Today's typo blog entry may be a little bit more of a "group effort" than usual. I was curious about Hillary Clinton's colorful phrase "a basket of deplorables" to refer to the percentage of Donald Trump supporters who would probably be considered—by most standards, if not their own—to be racist, sexist, homophobic, or xenophobic. So I started to search the web for an answer and straightaway came upon this marvelous thread of conceivable origins, suppositions, usages, analogies, ad hoc humor, and other excellent examples of wordplay.

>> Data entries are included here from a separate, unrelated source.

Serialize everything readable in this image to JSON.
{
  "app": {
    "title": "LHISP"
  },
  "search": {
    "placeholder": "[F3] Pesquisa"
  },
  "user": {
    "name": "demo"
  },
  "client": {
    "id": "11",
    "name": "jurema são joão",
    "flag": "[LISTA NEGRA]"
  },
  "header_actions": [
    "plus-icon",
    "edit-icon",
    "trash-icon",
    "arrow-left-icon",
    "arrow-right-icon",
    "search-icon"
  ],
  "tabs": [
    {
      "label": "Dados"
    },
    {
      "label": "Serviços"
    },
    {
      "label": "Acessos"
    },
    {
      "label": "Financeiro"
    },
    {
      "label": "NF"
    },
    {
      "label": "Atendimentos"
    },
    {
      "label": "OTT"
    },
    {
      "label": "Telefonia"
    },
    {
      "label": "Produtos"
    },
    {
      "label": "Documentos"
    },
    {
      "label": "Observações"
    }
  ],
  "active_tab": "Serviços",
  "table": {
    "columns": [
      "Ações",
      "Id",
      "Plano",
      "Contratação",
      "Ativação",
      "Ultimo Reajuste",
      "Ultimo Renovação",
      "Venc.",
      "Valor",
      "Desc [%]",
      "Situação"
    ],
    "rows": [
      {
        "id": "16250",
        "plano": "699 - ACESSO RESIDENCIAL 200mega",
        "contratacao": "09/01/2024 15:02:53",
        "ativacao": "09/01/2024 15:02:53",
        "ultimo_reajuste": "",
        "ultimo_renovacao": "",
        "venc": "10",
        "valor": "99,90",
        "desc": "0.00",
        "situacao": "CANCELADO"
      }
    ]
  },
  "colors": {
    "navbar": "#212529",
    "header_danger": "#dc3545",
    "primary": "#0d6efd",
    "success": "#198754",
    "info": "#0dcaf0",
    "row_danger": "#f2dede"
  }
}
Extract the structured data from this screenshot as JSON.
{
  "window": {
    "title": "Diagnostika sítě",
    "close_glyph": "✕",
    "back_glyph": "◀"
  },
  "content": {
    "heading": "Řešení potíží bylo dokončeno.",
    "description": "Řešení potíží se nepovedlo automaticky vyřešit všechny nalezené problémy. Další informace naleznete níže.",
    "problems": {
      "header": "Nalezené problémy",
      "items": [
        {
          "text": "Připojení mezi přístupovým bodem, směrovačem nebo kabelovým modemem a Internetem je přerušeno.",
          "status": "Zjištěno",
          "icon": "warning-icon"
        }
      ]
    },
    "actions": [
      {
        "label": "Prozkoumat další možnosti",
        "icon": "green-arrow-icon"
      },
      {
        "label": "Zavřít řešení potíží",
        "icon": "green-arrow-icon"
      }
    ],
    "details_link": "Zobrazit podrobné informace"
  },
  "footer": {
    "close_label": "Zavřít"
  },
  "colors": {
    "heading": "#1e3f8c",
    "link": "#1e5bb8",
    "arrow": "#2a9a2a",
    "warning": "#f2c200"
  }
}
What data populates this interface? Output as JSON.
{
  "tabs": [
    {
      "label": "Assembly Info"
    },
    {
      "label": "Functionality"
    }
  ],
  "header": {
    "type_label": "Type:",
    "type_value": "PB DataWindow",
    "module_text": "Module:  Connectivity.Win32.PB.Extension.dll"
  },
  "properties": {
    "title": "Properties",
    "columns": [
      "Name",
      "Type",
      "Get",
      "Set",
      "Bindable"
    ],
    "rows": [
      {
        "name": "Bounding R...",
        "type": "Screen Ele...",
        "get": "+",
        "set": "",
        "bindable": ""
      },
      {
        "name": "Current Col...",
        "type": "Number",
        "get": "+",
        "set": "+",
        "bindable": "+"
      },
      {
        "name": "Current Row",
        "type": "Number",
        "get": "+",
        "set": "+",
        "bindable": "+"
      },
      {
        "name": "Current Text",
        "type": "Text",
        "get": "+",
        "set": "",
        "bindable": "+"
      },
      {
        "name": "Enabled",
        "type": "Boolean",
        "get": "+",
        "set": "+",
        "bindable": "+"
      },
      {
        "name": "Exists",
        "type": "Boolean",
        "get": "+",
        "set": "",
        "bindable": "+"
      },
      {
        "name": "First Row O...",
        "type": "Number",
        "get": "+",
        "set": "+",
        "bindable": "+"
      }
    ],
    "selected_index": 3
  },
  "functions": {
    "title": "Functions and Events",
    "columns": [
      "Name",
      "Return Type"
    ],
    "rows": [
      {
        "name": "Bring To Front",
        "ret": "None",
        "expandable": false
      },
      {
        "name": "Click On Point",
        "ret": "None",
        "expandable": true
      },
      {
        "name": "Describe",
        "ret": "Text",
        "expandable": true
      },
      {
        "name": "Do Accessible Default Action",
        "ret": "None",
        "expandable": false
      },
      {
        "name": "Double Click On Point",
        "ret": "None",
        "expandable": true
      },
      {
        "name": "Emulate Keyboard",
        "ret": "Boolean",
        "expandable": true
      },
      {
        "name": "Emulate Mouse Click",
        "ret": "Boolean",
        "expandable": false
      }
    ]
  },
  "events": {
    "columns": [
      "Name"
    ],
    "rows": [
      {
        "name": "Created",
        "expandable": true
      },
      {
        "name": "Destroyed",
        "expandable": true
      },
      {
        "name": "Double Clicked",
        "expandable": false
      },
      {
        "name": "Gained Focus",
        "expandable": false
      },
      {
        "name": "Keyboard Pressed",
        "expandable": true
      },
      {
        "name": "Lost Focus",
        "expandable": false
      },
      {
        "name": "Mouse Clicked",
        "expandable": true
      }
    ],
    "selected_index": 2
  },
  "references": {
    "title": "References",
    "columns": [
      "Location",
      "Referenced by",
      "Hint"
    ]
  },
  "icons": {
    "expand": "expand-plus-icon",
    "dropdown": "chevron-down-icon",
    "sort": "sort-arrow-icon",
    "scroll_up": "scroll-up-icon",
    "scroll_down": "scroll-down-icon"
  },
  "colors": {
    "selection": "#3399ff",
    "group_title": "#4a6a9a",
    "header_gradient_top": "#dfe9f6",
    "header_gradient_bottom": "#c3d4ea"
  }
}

One online commenter tells us: "Hillary just called ~30 million Americans 'deplorables' to keep up with Trump calling ~11 million illegals 'deportables.'" Another reader suggests that "it's a riff on 'binders full of women.'" One says: "Many have asked what the collective noun is for Trump supporters, a la 'a murder of crows.' This would seem to be a good suggestion." And yet another one remarks: "'Basket of X' as a general collective sounds like econometrics talk to me (like the 'basket' of goods used to calculate the CPI). My guess is that it's a new coinage influenced by that and 'parade of horribles.'" (According to the language columnist for the Wall Street Journal, Ben Zimmer, "parade of horribles" can be traced back to mid-19th-century New England, "when austere parades of 'ancients and honorables' held on Independence Day were spoofed, burlesque-style, as 'antiques and horribles.'") Like the number of plausible presidential candidates we're currently faced with, plus the number of weeks that there are in a year (no matter how long it's felt like), we found a couple of these in OhioLINK this morning, and a basket of 52 deplorables in WorldCat.

(CNN screen shot, taken from the web.)

Carol Reid

Thursday, September 8, 2016

Porblem* (for Problem*)

For some of us, it can be a bit of a problem. They say you shouldn't give advice unless you've been asked for it; some would advise you not to take too freely the advice of others; and most would concur that it's unwise to act as one's own counsel in a court of law. But when you tire of "trying cases in the media"—which is to say, reading yet another grim or gruesome story in the news—you can always turn to the frequently helpful and often delightfully written "advice column," a genre made famous in the 1933 novel Miss Lonelyhearts by Nathanael West. Born Nathan Weinstein, West set the stage, as it were (the film version, Lonelyhearts, starring Montgomery Clift, recently aired on TCM), for a slew of "agony aunts" to come. Though some are still published in the paper, most advice columns today can be easily found online. The mere salutations in a letter to Cheryl Strayed ("Dear Sugar...") would probably start melting your problems away before you could even put down your pen. Some of my other favorites include "Miss Manners"; "Dear Prudence"; "Savage Love"; and, though she hasn't made it onto Wikipedia quite yet, "Dear Carolyn" (along, of course, with any grammar ones I can get my hands on). Long gone, but eagerly consulted as well, were Cynthia Heimel's "Problem Lady" and "Since You Asked" by Cary Tennis. My advice to you is to take all their advice, even if somebody else had to ask for it first. And don't thank me. It's no problem. Today's typo turned up five times in OhioLINK, and 266 times in WorldCat.

(Cover of first UK edition of Miss Lonelyhearts, from Wikipedia.)

Carol Reid